[Excerpts from an interface dataset]
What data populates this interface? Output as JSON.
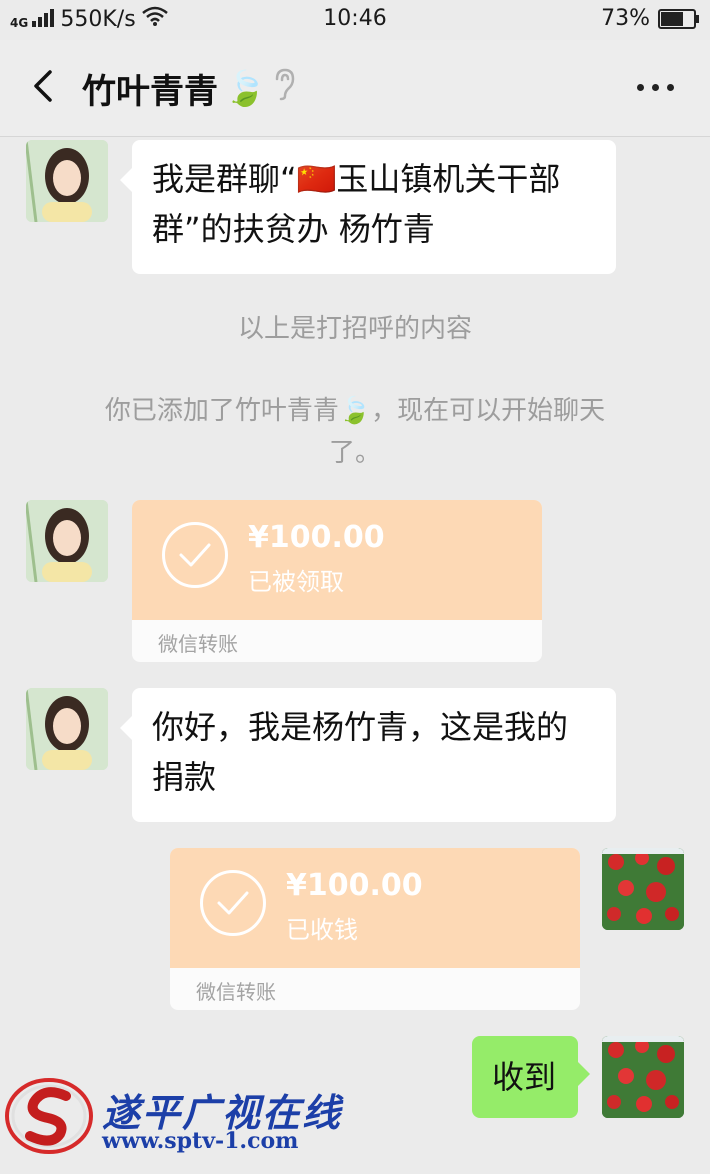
{
  "status_bar": {
    "network": "4G",
    "speed": "550K/s",
    "time": "10:46",
    "battery": "73%",
    "battery_level": 0.73
  },
  "header": {
    "title": "竹叶青青",
    "title_emoji": "🍃"
  },
  "messages": {
    "greeting_line1": "我是群聊“🇨🇳玉山镇机关干部",
    "greeting_line2": "群”的扶贫办 杨竹青",
    "system_greeting": "以上是打招呼的内容",
    "system_added_line1": "你已添加了竹叶青青🍃，现在可以开始聊天",
    "system_added_line2": "了。",
    "transfer1": {
      "amount": "¥100.00",
      "status": "已被领取",
      "label": "微信转账"
    },
    "hello_line1": "你好，我是杨竹青，这是我的",
    "hello_line2": "捐款",
    "transfer2": {
      "amount": "¥100.00",
      "status": "已收钱",
      "label": "微信转账"
    },
    "received": "收到"
  },
  "watermark": {
    "name": "遂平广视在线",
    "url": "www.sptv-1.com"
  },
  "colors": {
    "transfer": "#fdd9b5",
    "sent_bubble": "#95ec69",
    "watermark": "#1c3fa8"
  }
}
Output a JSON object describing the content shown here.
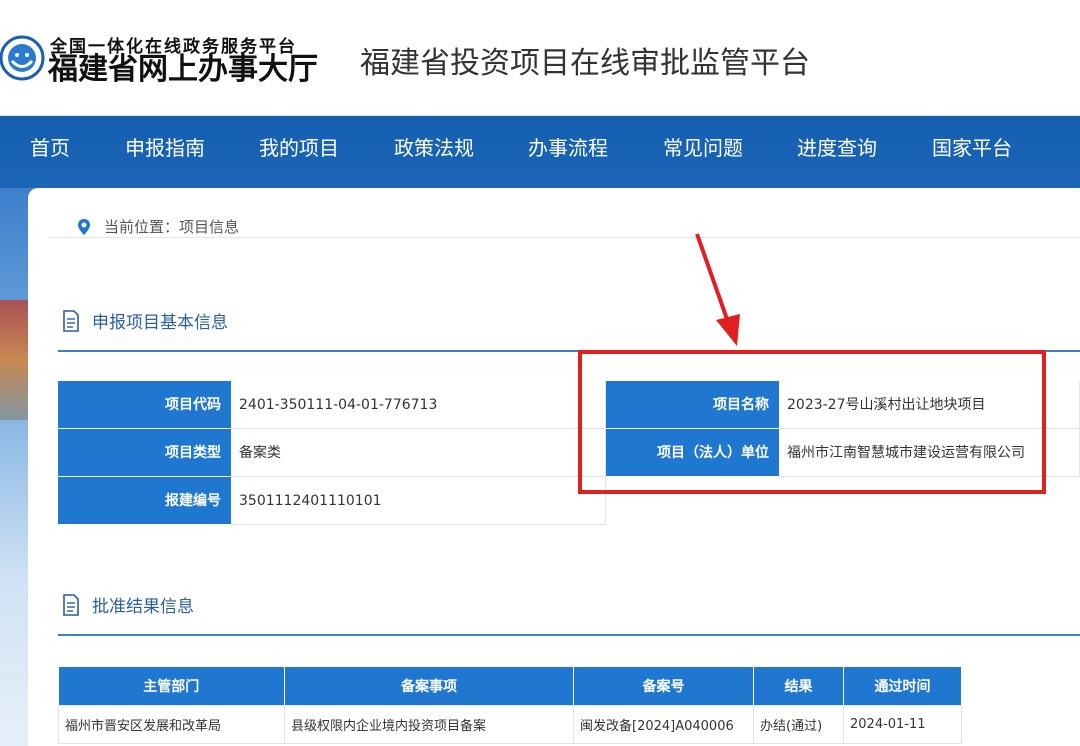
{
  "header": {
    "logo_tagline": "全国一体化在线政务服务平台",
    "logo_name": "福建省网上办事大厅",
    "platform_title": "福建省投资项目在线审批监管平台"
  },
  "nav": {
    "items": [
      {
        "label": "首页"
      },
      {
        "label": "申报指南"
      },
      {
        "label": "我的项目"
      },
      {
        "label": "政策法规"
      },
      {
        "label": "办事流程"
      },
      {
        "label": "常见问题"
      },
      {
        "label": "进度查询"
      },
      {
        "label": "国家平台"
      }
    ]
  },
  "breadcrumb": {
    "icon": "map-pin-icon",
    "text": "当前位置：项目信息"
  },
  "basic_info": {
    "section_title": "申报项目基本信息",
    "rows": [
      {
        "label": "项目代码",
        "value": "2401-350111-04-01-776713"
      },
      {
        "label": "项目类型",
        "value": "备案类"
      },
      {
        "label": "报建编号",
        "value": "3501112401110101"
      }
    ],
    "right_rows": [
      {
        "label": "项目名称",
        "value": "2023-27号山溪村出让地块项目"
      },
      {
        "label": "项目（法人）单位",
        "value": "福州市江南智慧城市建设运营有限公司"
      }
    ]
  },
  "approval": {
    "section_title": "批准结果信息",
    "columns": [
      "主管部门",
      "备案事项",
      "备案号",
      "结果",
      "通过时间"
    ],
    "rows": [
      [
        "福州市晋安区发展和改革局",
        "县级权限内企业境内投资项目备案",
        "闽发改备[2024]A040006",
        "办结(通过)",
        "2024-01-11"
      ]
    ]
  },
  "colors": {
    "nav_bg": "#155fb1",
    "label_bg": "#1f77d0",
    "annotation": "#e21f1f",
    "section_text": "#2a5f9e"
  }
}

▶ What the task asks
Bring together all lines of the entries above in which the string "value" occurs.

▶ Answer space
        "value": "2401-350111-04-01-776713"
        "value": "备案类"
        "value": "3501112401110101"
        "value": "2023-27号山溪村出让地块项目"
        "value": "福州市江南智慧城市建设运营有限公司"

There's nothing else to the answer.